## [Task prompt]
Which lines run from the one containing "Give me the" to the end of the listing? Copy them out exactly, leaving out the rest.

## [Records to use]
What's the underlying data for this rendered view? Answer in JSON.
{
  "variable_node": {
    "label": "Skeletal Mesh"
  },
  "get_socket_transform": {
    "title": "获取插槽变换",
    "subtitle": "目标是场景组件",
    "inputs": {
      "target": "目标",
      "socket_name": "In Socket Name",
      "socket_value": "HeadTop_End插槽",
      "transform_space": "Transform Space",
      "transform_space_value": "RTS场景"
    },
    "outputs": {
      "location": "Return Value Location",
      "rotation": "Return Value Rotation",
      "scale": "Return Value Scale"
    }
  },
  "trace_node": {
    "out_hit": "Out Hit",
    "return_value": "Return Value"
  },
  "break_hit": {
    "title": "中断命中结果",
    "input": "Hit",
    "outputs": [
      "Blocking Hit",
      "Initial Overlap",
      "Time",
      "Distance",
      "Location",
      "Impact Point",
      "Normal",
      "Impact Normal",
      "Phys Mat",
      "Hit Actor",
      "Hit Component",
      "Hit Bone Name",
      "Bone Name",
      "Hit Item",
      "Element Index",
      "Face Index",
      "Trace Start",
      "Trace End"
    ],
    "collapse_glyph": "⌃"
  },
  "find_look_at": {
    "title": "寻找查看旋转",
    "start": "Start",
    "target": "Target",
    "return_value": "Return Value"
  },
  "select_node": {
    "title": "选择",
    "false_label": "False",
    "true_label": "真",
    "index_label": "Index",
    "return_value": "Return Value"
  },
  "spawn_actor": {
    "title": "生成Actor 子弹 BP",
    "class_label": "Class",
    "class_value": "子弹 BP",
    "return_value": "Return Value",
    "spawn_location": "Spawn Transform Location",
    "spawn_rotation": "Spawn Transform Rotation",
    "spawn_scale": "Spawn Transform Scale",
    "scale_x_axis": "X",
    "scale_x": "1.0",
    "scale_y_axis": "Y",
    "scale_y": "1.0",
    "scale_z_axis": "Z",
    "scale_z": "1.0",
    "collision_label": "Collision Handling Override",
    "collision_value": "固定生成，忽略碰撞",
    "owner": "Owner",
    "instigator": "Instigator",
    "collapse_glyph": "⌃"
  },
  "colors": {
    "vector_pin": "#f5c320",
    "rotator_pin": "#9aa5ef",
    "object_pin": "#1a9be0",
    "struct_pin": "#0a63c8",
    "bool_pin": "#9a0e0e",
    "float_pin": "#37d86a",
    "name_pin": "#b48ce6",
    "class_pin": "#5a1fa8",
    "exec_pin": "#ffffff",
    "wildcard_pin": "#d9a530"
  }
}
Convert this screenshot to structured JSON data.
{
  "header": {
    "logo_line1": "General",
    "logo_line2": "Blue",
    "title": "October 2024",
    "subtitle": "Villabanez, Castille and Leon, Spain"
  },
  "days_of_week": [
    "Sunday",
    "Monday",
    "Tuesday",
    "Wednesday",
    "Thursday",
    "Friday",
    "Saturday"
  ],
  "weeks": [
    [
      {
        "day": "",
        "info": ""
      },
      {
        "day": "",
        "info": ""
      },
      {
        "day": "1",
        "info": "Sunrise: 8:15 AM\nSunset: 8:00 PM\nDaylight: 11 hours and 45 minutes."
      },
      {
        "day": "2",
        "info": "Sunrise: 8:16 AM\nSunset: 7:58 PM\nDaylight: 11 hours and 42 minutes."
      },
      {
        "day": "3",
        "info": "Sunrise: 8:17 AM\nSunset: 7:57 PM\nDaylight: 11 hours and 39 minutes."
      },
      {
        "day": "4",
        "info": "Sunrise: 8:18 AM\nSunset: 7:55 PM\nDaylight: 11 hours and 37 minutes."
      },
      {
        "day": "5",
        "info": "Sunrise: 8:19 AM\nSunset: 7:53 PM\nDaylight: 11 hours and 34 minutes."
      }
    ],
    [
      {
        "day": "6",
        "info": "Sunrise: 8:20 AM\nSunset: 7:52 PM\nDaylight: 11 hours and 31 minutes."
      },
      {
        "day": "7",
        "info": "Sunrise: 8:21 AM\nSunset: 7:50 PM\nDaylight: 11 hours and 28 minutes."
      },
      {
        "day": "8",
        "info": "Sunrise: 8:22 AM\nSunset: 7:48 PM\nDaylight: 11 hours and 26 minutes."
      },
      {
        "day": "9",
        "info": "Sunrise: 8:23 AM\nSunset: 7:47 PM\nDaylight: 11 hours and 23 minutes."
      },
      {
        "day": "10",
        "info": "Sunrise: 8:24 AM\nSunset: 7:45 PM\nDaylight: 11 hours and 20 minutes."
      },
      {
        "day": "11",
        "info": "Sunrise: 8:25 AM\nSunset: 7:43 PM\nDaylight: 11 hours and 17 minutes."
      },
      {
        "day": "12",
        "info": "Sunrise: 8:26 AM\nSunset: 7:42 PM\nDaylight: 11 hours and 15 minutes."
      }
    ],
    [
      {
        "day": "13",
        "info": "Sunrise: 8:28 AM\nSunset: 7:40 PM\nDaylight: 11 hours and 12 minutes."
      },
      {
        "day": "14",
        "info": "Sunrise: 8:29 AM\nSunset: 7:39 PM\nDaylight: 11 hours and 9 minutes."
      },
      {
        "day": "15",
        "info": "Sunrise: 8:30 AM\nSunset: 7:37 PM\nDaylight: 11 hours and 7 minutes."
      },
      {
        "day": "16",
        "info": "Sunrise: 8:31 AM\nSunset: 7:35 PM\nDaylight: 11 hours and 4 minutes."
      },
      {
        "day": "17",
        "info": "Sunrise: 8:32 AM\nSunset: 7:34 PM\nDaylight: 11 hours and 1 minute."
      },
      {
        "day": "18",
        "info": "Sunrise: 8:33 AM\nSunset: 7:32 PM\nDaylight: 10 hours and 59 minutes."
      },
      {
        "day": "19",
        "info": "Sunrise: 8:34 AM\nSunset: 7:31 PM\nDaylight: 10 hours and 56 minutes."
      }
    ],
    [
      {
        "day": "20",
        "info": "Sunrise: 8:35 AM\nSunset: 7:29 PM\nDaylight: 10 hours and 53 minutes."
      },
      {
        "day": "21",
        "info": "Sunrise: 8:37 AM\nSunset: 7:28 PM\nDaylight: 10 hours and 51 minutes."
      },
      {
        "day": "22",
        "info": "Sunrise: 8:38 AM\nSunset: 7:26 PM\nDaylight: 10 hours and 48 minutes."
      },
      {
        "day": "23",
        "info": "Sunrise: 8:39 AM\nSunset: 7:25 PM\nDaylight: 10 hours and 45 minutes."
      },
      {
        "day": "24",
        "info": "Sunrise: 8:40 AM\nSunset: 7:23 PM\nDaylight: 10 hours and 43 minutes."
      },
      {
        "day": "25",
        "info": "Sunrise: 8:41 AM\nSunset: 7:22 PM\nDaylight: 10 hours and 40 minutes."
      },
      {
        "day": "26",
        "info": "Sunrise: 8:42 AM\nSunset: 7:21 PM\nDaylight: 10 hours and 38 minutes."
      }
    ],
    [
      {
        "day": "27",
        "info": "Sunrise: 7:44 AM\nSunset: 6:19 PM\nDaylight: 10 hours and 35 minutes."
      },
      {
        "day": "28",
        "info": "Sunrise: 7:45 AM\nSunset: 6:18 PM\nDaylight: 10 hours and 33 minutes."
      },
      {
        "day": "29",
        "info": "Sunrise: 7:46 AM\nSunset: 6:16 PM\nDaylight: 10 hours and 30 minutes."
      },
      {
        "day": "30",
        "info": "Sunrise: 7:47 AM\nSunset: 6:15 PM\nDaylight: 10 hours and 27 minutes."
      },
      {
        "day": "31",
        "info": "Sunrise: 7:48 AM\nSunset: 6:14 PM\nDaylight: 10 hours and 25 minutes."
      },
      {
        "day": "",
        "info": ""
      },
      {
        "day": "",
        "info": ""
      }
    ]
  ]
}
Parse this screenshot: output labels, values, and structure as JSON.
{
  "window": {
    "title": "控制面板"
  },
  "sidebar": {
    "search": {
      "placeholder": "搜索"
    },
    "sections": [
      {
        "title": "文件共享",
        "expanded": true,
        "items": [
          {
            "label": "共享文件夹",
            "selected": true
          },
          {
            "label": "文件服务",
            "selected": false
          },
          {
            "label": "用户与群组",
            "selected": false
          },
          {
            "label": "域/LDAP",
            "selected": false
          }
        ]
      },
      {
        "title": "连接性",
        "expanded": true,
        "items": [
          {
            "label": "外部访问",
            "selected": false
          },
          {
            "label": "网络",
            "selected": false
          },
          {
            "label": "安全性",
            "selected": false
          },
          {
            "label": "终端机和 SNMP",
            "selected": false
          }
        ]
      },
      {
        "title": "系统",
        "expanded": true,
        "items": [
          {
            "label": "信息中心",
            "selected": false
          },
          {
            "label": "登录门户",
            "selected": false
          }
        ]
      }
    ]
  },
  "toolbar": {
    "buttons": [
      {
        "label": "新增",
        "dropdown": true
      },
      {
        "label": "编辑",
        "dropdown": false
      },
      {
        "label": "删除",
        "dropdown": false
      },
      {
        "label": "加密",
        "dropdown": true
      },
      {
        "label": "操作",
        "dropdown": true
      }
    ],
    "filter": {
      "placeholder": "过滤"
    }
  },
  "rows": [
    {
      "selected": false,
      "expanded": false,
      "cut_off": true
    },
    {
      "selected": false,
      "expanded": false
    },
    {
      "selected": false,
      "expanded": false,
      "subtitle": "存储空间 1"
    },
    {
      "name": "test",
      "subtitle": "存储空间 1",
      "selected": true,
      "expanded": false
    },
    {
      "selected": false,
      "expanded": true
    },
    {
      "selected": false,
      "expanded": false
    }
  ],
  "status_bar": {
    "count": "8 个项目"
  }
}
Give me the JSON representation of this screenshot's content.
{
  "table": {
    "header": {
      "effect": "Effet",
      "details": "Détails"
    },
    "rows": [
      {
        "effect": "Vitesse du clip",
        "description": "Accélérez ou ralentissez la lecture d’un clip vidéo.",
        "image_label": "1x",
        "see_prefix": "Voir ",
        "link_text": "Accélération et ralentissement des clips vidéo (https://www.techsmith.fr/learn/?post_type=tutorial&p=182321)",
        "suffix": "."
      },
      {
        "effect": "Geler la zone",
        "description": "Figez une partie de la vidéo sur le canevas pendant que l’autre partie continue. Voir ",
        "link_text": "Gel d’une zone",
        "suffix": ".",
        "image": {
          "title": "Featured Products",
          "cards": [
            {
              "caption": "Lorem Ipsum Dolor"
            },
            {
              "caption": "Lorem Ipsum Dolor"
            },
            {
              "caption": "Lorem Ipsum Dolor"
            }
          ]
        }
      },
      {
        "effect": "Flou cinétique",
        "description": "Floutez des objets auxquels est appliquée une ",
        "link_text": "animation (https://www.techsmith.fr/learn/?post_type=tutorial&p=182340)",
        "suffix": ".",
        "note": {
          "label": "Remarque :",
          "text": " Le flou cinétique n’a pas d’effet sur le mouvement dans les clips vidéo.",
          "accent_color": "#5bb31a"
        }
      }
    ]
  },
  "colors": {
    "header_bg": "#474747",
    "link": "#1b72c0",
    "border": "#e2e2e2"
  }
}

## [Expected answer]
Give me the JSON representation of this screenshot's content.
{
  "table": {
    "header": {
      "effect": "Effet",
      "details": "Détails"
    },
    "rows": [
      {
        "effect": "Vitesse du clip",
        "description": "Accélérez ou ralentissez la lecture d’un clip vidéo.",
        "image_label": "1x",
        "see_prefix": "Voir ",
        "link_text": "Accélération et ralentissement des clips vidéo (https://www.techsmith.fr/learn/?post_type=tutorial&p=182321)",
        "suffix": "."
      },
      {
        "effect": "Geler la zone",
        "description": "Figez une partie de la vidéo sur le canevas pendant que l’autre partie continue. Voir ",
        "link_text": "Gel d’une zone",
        "suffix": ".",
        "image": {
          "title": "Featured Products",
          "cards": [
            {
              "caption": "Lorem Ipsum Dolor"
            },
            {
              "caption": "Lorem Ipsum Dolor"
            },
            {
              "caption": "Lorem Ipsum Dolor"
            }
          ]
        }
      },
      {
        "effect": "Flou cinétique",
        "description": "Floutez des objets auxquels est appliquée une ",
        "link_text": "animation (https://www.techsmith.fr/learn/?post_type=tutorial&p=182340)",
        "suffix": ".",
        "note": {
          "label": "Remarque :",
          "text": " Le flou cinétique n’a pas d’effet sur le mouvement dans les clips vidéo.",
          "accent_color": "#5bb31a"
        }
      }
    ]
  },
  "colors": {
    "header_bg": "#474747",
    "link": "#1b72c0",
    "border": "#e2e2e2"
  }
}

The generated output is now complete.